- YOUR INSTRUCTIONS
Take every line in the entries that includes the word "icon" and copy it.

★ ★ ★ ★ ★

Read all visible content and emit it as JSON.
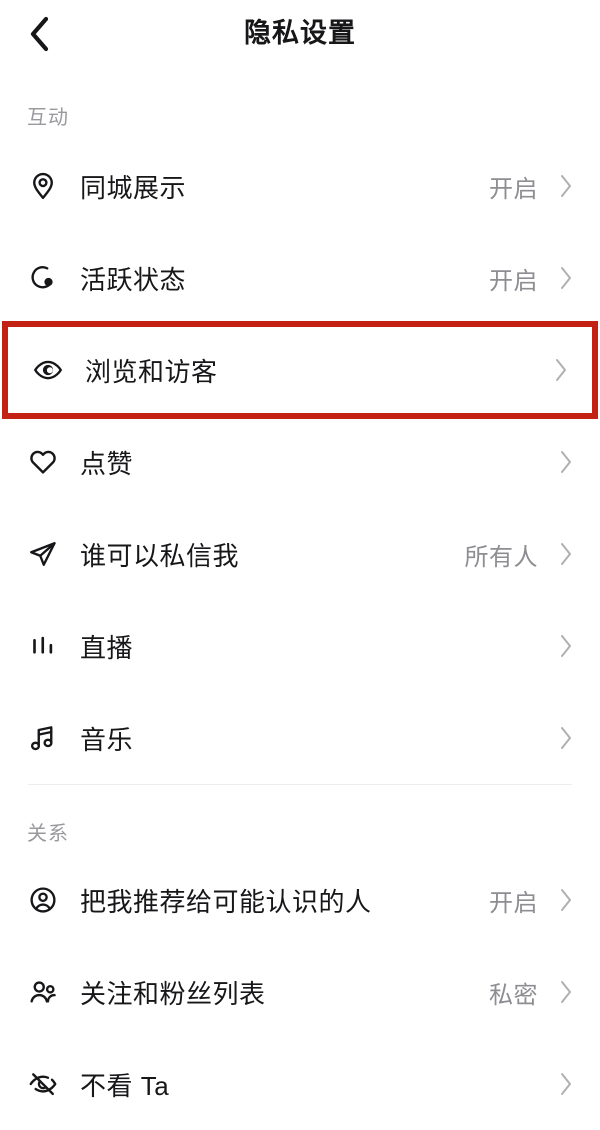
{
  "header": {
    "title": "隐私设置",
    "back_icon": "chevron-left-icon"
  },
  "colors": {
    "highlight": "#c22113",
    "text_primary": "#17171a",
    "text_secondary": "#8d8d92",
    "section_label": "#9a9a9e",
    "chevron": "#b0b0b4",
    "divider": "#ededf0",
    "background": "#ffffff"
  },
  "sections": [
    {
      "label": "互动",
      "items": [
        {
          "label": "同城展示",
          "value": "开启",
          "icon": "location-pin-icon",
          "highlighted": false
        },
        {
          "label": "活跃状态",
          "value": "开启",
          "icon": "activity-status-icon",
          "highlighted": false
        },
        {
          "label": "浏览和访客",
          "value": "",
          "icon": "eye-icon",
          "highlighted": true
        },
        {
          "label": "点赞",
          "value": "",
          "icon": "heart-icon",
          "highlighted": false
        },
        {
          "label": "谁可以私信我",
          "value": "所有人",
          "icon": "send-icon",
          "highlighted": false
        },
        {
          "label": "直播",
          "value": "",
          "icon": "live-bars-icon",
          "highlighted": false
        },
        {
          "label": "音乐",
          "value": "",
          "icon": "music-note-icon",
          "highlighted": false
        }
      ]
    },
    {
      "label": "关系",
      "items": [
        {
          "label": "把我推荐给可能认识的人",
          "value": "开启",
          "icon": "user-circle-icon",
          "highlighted": false
        },
        {
          "label": "关注和粉丝列表",
          "value": "私密",
          "icon": "users-group-icon",
          "highlighted": false
        },
        {
          "label": "不看 Ta",
          "value": "",
          "icon": "eye-off-icon",
          "highlighted": false
        }
      ]
    }
  ]
}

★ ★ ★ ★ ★

- EXERCISE RESPONSE
    "back_icon": "chevron-left-icon"
          "icon": "location-pin-icon",
          "icon": "activity-status-icon",
          "icon": "eye-icon",
          "icon": "heart-icon",
          "icon": "send-icon",
          "icon": "live-bars-icon",
          "icon": "music-note-icon",
          "icon": "user-circle-icon",
          "icon": "users-group-icon",
          "icon": "eye-off-icon",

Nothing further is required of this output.